greetings all-
okay here’s my question. I recently completed a model of an Albert Strange Yawl and I put a lead bulb on it which I had cast a long time ago and it turned out a little on the heavy side for the boat. I need to carve some weight off of it which I don’t mind doing and Ibelieve I can. My wife, bless her dear soul, would prefer that I not do this in our apartment, let alone in any public area because Lead is so hazardous. no argument there.

so how toxic is simply carving lead with a rasp and keeping the filings contained and properly disposed of? and washing hands?

where can one go in the city of Boston to carve lead off the keel of a toy boat? I guess I could do it outside on the sidewalk but I don’t want to bother anyone? Not that anyone would really care but…I’m just brainstorming…

any Ideas greatly apreciated
John Storrow

No rasp, dust is bad. Lead is only hazardous if you ingest it. The safe method, which should assuage even the most nervous soul:

Get one of those big aluminum roasting pans, a quart of mineral oil, and a really sharp wood plane. The latter may be hard for some folks, but doable. Wear vinyl gloves. Flood the bulb with oil and plane away, flooding frequently. Besides lubricating, the oil will trap the shavings. When done, put the whole mess in a heavy garbage bag and toss. Don’t worry that you’re adding lead to the landfill, there’s a couple of million batteries in there :slight_smile:

For the record, it’s not solid lead that’s a problem. It’s dust from sanding, which you ingest by breathing, fumes from overheated melted lead, ditto, and dust from the sides of old roads (especially hills) which have been saturated from years of leaded gas exhaust (ditto). The most dangerous form of lead is actually lead acetate, which is formed by putting leaded paint in contact with acidic woods like oak. Lead acetate is a light white powder that is intensely sweet; on Sandia metallurgist I know said it would make a terrific sugar substitute if it wasn’t poisonous. Sequence: old house, oak interior woodwork. Varnish ages, gets painted white (high lead paint). Lead acetate forms next to wood. Paint flakes off. Kid picks up paint flake, tastes, tastes good, goes looking for more of the white powder to lick. Major lead poisoning results.

One symptom of lead poisoning, especially in adolescents, is increased aggression. One theory about the decrease in violent crime in New York City in the late 80’s and 90’s was that this was the period that the city got rid of a lot of lead pipe that was leaching lead into their water supply. Less lead, fewer violent teenagers.

Aren’t you glad you asked?



I might contradict Earl just a bit.

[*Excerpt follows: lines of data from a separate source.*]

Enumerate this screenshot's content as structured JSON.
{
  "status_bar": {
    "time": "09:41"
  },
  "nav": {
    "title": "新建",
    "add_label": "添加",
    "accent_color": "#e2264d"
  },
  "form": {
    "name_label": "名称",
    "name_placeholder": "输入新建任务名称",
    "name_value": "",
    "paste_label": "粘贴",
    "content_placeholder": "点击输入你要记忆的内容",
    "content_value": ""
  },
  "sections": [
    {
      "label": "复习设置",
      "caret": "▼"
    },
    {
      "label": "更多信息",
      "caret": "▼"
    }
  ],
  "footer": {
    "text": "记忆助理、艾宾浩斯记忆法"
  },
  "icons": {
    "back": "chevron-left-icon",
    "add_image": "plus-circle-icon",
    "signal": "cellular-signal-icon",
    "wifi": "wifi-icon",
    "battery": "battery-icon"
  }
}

I concur with “nasty” and “dust” issues, however if you can find/purchase a VERY COARSE automotive body file you can use it to shape the bulb without too much worry about health issues. Wear a dust mask, and nitrile gloves, long sleeves. The body file has very wide and coarse cutting edges and was designed to remove lead body filler, and later Bondo filled automotive panels and doors. Once done, dispose of gloves and mask after sweeping filings and placing in sealed container. It helps if you have a copy paper box cover under your work area. Take the lead file shavings to your local HazMat Recycle center and they will handle (along with batteries, paints, thinners, and other chemicals). And finally - to offset all the negative comments this post will probably receive - please keep in mind - it is shavings, not ingested dust, and he is only doing one lead bulb - he isn’t living in the lead filings and he isn’t making an occupation out shaping bulbs by hand. It’s a one time project, and taking the minimal precautions will NOT result in death.

Mineral spirits, paint thinners, epoxy resins and hardners, weed control chemicals, eating charred grilled food, inhaling gas fumes when filling the car/truck every two weeks (or more) smoking, high blood pressure, obesity, … ummmm - you get my drift there are lots of things that can cause harm - just be safe using them.

Let the “Flames” begin

To reduce the weight of a bulb is sufficient to drill some holes and refill with lighter materials and finish with a filler.



Thanks for all the good suggestions!
I think I may just change out the bulb for a Micro Magic Bulb which I think is about the right weight. (1 pound)
Might just have to order a second MM bulb plus the rest of the MM to go with it!

IS anyone sailing those in the Boston Area?

If one lb is what you need, a trolling sinker should work.



When I find that I have to shave off some lead from a bulb I use a “Surform Shaver 21-115”. This is a small surform tool with a slightly curved multi-edged blade. It is very convenient as it is a hand held tool so your other hand is free to manipulate the bulb for even shaving. I’ve used this tool on bulbs as heavy as 10 lb. but it really proves itself on smaller sizes as for RGs or Footies where it’s small blades size and light weight make it easier to control and get the desired shape on something hard to hold.

I also use the side of a glass bottle to smooth out the surface of the bulb once I’ve gotten it to weight. This compresses the outer surface of the lead. With patience and determination this technique will deliver a very hard mirror finish to the bulb.